### What to produce
Only lines holding the word "Disk" are wanted. Copy them from the listing below.

____________________

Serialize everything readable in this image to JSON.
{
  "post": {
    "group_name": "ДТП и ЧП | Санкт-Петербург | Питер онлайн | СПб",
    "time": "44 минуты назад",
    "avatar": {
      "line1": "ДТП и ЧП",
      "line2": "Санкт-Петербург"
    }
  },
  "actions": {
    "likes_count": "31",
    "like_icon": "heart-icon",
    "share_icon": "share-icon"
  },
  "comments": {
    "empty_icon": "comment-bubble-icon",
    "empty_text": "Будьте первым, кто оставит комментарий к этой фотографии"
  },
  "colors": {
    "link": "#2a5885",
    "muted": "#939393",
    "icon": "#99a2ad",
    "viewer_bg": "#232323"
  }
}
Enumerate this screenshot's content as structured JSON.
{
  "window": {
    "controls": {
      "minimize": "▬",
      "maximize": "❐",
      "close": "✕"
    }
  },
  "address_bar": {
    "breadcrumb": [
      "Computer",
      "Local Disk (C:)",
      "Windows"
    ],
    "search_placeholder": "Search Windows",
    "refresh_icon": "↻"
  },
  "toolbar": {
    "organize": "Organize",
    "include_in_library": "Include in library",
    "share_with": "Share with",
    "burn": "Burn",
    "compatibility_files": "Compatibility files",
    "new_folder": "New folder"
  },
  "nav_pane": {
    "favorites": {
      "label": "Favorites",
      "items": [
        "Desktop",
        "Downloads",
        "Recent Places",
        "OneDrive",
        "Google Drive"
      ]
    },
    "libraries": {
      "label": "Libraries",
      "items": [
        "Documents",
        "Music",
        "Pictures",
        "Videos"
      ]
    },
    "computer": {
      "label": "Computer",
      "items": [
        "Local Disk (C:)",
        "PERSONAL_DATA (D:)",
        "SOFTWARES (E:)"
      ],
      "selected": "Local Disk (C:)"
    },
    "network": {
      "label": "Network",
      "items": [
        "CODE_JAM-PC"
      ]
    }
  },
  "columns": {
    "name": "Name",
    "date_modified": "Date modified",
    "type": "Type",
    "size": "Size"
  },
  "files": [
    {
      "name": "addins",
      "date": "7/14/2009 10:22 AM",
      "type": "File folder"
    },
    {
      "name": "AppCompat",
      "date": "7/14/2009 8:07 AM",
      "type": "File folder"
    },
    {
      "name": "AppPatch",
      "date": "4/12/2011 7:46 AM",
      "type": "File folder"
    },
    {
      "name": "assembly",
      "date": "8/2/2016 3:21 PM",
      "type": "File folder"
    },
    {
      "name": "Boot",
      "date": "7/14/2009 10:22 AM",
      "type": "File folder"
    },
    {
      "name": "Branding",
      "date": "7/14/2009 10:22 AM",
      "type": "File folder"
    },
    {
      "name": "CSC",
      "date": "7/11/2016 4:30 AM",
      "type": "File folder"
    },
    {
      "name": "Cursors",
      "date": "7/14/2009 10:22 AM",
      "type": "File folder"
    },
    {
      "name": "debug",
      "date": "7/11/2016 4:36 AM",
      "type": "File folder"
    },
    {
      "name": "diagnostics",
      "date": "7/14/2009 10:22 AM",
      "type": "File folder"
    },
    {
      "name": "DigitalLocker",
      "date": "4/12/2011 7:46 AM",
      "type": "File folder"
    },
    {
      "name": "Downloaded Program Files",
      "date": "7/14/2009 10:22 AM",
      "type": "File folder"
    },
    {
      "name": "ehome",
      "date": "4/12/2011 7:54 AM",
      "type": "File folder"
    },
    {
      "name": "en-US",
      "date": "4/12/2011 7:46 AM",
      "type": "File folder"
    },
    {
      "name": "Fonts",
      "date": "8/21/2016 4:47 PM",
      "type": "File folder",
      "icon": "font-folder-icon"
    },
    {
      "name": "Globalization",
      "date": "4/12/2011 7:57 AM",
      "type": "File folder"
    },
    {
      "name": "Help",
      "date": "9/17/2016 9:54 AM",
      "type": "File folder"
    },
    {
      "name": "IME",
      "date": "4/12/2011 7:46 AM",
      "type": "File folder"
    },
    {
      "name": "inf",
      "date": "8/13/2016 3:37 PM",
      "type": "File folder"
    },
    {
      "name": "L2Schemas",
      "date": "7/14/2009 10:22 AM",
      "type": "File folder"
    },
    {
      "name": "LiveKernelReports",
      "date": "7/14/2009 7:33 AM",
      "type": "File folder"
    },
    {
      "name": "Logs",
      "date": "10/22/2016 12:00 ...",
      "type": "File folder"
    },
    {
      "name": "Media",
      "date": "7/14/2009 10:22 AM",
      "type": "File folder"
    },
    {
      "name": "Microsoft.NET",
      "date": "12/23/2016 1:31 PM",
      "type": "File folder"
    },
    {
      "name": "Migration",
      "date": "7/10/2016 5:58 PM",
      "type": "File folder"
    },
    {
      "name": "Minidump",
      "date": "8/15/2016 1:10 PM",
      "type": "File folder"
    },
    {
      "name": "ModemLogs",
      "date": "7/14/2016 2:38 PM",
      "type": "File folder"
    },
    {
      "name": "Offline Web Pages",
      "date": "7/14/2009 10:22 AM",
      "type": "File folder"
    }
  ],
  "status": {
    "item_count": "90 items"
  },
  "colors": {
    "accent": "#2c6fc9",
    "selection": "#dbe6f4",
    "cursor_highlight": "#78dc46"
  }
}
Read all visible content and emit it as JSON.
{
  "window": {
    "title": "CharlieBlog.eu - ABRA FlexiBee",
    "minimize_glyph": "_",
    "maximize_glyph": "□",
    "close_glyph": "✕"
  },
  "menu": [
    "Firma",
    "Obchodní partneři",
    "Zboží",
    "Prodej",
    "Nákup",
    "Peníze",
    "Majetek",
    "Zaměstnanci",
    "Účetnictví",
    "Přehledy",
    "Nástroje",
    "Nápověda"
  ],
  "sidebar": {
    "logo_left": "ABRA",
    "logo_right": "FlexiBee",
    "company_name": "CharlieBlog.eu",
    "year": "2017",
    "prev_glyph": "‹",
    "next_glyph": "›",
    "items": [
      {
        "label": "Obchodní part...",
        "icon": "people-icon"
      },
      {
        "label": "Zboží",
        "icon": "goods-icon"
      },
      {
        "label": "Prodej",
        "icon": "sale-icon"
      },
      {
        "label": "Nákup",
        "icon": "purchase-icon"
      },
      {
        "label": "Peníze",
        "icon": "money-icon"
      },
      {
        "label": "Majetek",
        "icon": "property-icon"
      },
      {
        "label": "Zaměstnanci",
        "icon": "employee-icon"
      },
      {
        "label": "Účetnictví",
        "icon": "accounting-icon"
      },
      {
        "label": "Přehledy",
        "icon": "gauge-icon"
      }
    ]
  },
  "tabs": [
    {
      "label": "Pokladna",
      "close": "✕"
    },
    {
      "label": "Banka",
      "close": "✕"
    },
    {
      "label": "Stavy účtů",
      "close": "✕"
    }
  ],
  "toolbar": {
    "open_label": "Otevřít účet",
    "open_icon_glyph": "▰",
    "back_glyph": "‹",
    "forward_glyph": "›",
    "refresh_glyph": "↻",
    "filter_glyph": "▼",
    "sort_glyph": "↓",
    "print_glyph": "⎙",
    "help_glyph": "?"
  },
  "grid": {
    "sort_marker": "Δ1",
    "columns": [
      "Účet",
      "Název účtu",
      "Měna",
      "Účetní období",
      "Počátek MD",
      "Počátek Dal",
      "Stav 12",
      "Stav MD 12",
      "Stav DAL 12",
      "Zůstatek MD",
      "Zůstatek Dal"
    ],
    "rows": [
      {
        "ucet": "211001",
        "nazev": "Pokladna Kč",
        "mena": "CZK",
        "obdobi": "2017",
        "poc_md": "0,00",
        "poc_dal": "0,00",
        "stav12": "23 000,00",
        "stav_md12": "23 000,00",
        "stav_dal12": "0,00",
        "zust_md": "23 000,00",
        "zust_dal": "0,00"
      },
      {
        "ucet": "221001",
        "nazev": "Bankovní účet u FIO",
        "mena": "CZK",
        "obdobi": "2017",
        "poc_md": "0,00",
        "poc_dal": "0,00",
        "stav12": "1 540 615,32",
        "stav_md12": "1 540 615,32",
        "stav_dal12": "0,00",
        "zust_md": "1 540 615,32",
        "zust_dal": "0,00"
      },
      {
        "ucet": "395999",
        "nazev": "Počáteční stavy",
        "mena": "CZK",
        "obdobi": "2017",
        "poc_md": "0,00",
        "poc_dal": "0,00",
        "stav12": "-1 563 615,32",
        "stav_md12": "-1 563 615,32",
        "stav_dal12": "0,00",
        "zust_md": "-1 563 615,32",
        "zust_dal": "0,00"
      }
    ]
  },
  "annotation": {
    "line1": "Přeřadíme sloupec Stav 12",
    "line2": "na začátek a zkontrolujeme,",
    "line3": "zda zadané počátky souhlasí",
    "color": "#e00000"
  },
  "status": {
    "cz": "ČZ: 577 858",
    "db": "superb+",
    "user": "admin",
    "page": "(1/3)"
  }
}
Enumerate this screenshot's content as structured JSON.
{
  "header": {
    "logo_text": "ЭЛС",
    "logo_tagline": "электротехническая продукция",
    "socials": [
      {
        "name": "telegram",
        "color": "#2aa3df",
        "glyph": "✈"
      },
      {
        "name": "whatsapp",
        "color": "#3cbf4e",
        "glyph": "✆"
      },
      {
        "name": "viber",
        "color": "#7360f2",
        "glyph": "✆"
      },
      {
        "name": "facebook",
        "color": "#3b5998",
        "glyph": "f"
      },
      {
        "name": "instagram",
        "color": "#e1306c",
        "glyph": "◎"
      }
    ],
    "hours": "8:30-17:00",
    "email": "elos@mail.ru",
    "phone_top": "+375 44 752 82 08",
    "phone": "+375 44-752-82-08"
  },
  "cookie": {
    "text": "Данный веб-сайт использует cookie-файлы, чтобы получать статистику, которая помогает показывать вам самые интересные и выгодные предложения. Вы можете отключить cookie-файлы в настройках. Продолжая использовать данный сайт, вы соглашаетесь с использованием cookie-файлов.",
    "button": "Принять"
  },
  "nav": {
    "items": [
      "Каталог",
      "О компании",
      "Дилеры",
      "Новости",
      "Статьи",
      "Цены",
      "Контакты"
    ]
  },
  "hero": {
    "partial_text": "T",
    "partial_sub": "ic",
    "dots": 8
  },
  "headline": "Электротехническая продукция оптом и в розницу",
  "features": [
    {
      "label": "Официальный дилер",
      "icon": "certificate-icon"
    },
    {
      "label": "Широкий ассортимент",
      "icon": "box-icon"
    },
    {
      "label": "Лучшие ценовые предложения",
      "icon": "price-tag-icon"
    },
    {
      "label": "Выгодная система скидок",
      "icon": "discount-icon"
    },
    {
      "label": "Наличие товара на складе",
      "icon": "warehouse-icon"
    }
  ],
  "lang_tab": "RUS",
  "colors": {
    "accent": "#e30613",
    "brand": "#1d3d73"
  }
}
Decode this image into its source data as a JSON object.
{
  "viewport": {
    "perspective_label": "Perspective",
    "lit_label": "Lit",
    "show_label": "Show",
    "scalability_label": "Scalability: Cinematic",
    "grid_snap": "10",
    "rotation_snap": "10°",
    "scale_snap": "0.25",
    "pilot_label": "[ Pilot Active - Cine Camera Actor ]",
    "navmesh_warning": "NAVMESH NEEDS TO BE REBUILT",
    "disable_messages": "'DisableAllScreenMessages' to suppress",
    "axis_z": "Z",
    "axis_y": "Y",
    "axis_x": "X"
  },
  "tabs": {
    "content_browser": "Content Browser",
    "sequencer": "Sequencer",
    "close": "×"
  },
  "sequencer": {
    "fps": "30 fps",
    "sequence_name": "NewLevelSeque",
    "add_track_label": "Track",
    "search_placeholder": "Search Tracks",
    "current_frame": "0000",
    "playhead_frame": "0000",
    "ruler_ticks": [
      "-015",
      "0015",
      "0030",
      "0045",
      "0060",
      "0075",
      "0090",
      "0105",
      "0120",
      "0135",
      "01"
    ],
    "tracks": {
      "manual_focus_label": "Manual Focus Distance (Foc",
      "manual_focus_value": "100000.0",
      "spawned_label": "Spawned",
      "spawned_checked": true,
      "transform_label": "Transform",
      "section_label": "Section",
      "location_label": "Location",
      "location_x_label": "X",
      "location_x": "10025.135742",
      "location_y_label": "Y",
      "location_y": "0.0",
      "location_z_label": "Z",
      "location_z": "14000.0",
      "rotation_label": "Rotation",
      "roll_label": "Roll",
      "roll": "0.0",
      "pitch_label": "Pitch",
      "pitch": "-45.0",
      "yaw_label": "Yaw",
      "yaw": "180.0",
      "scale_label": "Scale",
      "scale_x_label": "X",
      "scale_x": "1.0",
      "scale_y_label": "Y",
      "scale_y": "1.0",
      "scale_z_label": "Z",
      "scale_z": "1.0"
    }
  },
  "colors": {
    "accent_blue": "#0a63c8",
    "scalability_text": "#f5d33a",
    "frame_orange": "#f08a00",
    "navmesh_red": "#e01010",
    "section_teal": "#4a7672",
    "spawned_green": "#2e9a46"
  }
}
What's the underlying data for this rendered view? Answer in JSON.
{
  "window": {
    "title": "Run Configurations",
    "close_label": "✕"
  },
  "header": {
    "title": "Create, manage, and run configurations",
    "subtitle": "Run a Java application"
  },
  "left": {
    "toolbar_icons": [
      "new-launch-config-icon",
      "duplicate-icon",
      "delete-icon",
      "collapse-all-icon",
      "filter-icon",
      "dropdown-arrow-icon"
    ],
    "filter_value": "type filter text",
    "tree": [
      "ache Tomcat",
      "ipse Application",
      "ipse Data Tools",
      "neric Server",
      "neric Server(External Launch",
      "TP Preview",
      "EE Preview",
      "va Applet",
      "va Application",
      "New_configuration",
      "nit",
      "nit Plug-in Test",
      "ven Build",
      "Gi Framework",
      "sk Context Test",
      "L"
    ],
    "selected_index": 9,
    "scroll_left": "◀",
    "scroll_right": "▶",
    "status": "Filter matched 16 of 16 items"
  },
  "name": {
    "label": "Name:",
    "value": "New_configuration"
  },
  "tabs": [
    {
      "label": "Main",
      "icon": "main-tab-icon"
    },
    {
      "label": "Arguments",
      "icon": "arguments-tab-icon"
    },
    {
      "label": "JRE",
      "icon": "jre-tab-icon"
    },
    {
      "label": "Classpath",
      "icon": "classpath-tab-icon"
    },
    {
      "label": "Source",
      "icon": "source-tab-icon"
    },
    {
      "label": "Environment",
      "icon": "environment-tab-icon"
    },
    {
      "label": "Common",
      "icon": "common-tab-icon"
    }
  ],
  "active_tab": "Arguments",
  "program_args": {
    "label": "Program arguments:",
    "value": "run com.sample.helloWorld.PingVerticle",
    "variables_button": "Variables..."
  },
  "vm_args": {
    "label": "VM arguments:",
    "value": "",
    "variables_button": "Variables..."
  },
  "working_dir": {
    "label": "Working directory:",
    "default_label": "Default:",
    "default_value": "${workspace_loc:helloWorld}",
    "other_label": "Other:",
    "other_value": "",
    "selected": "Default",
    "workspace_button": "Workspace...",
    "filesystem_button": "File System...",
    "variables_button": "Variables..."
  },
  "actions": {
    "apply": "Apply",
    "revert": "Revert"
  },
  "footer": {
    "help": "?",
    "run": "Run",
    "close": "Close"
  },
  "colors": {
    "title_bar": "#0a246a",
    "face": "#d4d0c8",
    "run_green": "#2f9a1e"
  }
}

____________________

### Your response
      "Local Disk (C:)",
        "Local Disk (C:)",
      "selected": "Local Disk (C:)"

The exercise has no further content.